The Court’s Decision
An important point to be made is that sometimes lawsuits are dismissed for technical reasons, not because the case is not valid. A Plaintiff must generally claim all the elements of a cause of action to show entitlement to relief. When the pleadings are deficient, the Court may dismiss the claims. Dismissal under those circumstances is often done in a manner that allows the Plaintiff to correct the procedural issues and file the corrected pleading. That was the case here for some of the claims, the other claims, except for the Unfair Competition claim, were permanently dismissed.
The Wiretap Claim: This claim was dismissed. The Wiretap Act defines “contents” as “including any information concerning the substance, purport, or meaning of that communication.” 18 U.S.C. § 2510(8). ” ‘[C]ontents’ refers to the intended message conveyed by the communication, and does not include record information regarding the characteristics of the message that is generated in the course of the communication.” In re Zynga Privacy Litig. , 750 F.3d 1098, 1106 (9th Cir. 2014). Record information includes the “name,” “address,” and “subscriber number or identity” of a subscriber or customer. Id. (citing 18 U.S.C. § 2702©(2) ). For example, data about a telephone call, including the number from which it was made, the time it was made, the number called, and the length of the call does not fall within the Wiretap Act because it is not the content of the communication, it is data about the communication. According to the Court, simply opening a webpage or mobile application is not a communication with content. Since there was no “content,” the claim was dismissed. Further the Court ruled that Plaintiff not alleged and cannot allege that Uber “intercepted” the “contents” of a communication.

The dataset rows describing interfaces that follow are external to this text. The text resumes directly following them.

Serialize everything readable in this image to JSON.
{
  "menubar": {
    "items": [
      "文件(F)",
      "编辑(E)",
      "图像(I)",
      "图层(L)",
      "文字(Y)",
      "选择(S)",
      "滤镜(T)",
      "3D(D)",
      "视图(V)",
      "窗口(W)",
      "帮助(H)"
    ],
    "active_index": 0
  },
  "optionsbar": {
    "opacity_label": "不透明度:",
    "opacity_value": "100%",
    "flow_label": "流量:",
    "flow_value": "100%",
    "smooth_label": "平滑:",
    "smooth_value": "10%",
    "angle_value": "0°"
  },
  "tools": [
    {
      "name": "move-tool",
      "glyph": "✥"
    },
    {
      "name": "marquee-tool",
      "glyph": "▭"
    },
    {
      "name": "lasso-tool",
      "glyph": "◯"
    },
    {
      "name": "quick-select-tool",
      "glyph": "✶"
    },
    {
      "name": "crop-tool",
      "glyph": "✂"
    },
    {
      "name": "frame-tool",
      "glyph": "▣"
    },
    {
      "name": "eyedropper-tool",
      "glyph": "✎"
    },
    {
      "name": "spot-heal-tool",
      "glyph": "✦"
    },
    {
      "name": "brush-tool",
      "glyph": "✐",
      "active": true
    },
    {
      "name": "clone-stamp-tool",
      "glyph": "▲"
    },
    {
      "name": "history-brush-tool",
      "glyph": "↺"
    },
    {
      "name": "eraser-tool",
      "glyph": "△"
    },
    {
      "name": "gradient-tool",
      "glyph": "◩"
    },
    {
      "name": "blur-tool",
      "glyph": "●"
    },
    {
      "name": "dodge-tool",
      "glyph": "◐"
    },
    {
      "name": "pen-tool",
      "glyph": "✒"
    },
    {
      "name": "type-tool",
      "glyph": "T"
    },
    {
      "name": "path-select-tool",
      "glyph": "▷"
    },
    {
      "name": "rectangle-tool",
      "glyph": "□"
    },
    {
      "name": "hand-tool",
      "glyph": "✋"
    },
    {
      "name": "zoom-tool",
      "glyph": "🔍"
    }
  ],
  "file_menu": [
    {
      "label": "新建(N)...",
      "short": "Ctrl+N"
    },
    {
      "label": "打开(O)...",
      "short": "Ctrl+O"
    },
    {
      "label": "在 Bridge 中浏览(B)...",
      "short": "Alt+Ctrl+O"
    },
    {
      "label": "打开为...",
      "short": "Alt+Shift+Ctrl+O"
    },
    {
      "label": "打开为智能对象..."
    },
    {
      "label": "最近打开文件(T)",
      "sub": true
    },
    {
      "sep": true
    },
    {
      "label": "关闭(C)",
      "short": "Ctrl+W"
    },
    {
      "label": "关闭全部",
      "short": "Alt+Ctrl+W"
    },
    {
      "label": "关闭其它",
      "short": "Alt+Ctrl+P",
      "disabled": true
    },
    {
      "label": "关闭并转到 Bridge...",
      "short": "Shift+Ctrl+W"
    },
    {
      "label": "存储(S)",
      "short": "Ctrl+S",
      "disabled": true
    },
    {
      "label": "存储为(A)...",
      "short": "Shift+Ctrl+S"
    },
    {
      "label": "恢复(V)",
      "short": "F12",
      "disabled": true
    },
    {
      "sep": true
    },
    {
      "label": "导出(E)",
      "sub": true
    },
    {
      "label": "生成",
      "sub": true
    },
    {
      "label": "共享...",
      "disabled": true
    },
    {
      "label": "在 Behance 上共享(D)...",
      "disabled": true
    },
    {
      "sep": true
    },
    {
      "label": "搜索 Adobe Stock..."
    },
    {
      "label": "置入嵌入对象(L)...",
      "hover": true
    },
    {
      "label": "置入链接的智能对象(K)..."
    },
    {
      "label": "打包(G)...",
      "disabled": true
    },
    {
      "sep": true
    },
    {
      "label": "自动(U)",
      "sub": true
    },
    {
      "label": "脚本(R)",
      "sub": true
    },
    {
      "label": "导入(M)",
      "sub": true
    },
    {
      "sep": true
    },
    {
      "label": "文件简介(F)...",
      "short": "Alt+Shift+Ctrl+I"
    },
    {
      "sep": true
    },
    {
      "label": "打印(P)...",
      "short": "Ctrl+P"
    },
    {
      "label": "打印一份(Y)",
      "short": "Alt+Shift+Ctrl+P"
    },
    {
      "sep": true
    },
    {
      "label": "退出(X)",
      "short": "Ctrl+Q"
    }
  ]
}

The Stored Communications Act Claim: The SCA claim was also dismissed. The Court found that Plaintiff’s SCA claim fails because he has not alleged facts that plausibly suggest that the communications were in “electronic storage,” meaning that the communications were temporary or were in storage for the purpose of back-up protection. Here, Plaintiff alleged that Lyft’s and Uber’s systems store the location of every driver, whether on duty or off duty, every few seconds and that neither Uber nor Lyft ever delete the geolocation data they collect from drivers. Given that this information is never deleted, the communications at issue are not stored temporarily and therefore do not fall under section (A). The Court found that section (B) of the SCA also did not apply because Plaintiff did not plead that the communications Lyft stores on its servers is backup information.
The California State Law Claims: These claims were the victims of what appears to be poor drafting. The Court refers to the claims as a recitation of “boilerplate” claims without sufficient supporting facts. For example, for the invasion of privacy claim, the Court noted that “Plaintiff’s reference to his allegation that Uber obtained the names of Lyft’s customers is puzzling as he does not explain how that translates into a serious invasion of Plaintiff’s right to privacy.” In other words, the Court did not hold that Uber’s actions were not invasion of privacy, just that the Plaintiff did not properly draft the lawsuit.
The Court did allow the Unfair Competition claim to proceed. It was the only claim that was not dismissed. You may read the full Gonzales v. Uber opinion here.